- [What is being asked]: Go through the data line by line. Copy each one holding the string "type".

Element data from apps and pages
┄┄┄┄┄┄

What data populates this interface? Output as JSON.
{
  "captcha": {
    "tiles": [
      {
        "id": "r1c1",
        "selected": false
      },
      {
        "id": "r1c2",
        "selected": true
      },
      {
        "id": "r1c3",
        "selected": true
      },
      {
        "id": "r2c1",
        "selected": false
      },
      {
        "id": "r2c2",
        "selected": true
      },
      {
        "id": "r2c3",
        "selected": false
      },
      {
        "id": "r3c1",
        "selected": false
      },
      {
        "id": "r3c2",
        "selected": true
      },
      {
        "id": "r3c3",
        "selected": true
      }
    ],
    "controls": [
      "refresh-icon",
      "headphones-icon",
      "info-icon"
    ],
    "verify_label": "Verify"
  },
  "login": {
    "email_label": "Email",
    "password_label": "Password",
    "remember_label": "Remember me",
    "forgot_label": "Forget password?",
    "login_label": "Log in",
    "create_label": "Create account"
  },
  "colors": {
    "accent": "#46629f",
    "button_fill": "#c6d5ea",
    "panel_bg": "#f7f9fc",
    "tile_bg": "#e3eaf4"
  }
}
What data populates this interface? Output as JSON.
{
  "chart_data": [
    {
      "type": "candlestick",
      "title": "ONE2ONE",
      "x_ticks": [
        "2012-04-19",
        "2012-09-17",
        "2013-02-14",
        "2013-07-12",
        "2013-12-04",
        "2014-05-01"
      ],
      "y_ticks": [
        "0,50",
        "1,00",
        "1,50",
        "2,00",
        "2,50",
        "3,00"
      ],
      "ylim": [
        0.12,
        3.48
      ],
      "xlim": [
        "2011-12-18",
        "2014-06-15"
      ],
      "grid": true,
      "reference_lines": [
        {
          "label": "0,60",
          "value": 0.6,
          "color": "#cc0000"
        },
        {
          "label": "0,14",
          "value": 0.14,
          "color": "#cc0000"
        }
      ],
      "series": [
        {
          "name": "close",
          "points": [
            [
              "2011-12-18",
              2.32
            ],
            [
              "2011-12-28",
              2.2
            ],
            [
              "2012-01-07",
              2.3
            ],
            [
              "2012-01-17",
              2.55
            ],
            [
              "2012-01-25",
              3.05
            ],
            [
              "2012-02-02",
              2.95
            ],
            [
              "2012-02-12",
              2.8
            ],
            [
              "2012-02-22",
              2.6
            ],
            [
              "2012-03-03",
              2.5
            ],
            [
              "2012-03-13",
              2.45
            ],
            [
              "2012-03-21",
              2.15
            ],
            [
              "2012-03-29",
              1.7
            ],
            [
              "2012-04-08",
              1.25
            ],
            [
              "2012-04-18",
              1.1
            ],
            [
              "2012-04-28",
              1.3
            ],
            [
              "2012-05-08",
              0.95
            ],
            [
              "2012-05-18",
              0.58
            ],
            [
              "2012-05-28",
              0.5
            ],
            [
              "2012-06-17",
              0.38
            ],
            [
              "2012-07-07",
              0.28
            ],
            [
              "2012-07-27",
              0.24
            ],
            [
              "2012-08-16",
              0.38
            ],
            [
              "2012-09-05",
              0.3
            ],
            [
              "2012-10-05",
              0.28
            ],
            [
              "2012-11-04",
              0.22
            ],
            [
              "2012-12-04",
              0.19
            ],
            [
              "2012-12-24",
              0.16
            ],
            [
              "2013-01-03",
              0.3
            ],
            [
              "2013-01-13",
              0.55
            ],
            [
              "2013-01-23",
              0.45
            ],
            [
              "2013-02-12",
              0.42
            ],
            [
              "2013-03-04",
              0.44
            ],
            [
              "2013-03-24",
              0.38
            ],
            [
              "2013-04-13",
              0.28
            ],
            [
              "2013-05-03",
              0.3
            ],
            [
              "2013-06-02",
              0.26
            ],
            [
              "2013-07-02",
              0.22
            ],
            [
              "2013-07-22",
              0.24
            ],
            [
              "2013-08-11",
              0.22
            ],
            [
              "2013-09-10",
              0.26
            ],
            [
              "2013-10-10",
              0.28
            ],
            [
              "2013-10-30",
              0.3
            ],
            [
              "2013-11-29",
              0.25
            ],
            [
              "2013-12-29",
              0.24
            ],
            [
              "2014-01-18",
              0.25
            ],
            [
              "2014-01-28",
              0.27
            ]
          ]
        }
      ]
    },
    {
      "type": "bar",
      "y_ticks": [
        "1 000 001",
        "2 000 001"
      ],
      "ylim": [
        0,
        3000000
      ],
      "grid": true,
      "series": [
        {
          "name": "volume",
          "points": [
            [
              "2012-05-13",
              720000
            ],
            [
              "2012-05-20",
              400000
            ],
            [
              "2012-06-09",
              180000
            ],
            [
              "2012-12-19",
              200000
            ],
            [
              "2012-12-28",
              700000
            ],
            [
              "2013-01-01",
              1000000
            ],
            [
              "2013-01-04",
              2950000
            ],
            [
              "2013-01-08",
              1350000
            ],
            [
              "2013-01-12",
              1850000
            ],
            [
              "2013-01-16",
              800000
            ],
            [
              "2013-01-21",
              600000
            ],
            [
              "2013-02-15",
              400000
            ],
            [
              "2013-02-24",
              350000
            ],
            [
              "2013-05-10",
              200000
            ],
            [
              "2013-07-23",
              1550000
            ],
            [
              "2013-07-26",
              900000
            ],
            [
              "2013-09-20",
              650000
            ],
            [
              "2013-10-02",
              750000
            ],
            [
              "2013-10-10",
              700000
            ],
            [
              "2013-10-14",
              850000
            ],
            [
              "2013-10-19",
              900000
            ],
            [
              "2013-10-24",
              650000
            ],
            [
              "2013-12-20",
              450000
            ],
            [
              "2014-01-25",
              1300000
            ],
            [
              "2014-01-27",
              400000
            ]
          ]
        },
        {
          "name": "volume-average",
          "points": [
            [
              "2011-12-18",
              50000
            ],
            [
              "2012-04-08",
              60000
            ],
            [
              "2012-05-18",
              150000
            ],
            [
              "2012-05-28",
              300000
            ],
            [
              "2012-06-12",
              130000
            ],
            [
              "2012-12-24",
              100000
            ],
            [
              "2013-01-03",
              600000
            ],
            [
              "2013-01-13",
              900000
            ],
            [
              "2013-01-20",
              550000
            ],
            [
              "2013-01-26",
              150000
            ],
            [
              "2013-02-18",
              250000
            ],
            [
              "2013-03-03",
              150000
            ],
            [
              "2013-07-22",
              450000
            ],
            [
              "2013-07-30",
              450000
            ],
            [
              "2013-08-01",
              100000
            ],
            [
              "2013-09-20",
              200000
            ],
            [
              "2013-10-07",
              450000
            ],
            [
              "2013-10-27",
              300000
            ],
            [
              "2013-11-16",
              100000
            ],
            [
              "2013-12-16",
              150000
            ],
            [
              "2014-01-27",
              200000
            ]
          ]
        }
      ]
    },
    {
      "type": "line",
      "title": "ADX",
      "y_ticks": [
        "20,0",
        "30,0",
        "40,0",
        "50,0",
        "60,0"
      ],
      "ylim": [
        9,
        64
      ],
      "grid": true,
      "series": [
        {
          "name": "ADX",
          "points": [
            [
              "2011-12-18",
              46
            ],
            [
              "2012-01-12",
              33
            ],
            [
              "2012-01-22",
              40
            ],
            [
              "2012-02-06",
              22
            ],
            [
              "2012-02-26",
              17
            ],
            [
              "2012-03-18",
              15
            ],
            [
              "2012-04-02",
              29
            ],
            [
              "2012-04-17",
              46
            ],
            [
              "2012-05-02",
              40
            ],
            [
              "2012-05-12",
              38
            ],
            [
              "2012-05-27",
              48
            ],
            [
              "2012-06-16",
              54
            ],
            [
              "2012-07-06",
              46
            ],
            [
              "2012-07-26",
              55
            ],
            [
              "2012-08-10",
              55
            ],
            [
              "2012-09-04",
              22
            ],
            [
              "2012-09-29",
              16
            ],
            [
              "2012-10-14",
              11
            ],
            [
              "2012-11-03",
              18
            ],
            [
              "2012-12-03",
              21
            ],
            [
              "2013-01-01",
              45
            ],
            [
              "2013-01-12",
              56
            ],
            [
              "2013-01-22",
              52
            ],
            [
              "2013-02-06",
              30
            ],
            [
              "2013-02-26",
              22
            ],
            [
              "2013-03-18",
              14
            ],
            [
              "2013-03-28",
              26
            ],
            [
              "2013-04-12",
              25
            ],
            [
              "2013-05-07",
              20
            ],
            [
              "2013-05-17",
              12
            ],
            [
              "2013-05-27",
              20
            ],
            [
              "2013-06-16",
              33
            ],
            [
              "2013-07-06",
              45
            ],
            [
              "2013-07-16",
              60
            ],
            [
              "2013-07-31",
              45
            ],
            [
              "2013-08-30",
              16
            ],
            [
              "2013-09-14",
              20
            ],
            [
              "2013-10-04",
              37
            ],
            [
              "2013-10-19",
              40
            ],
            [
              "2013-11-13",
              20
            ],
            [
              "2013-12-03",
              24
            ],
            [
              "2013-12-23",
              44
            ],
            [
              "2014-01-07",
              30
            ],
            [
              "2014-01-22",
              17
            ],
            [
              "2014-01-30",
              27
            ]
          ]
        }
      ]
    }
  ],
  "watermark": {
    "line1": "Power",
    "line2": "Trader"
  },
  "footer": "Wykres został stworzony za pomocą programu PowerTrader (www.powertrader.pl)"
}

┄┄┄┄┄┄

- [Completed exercise]:
      "type": "candlestick",
      "type": "bar",
      "type": "line",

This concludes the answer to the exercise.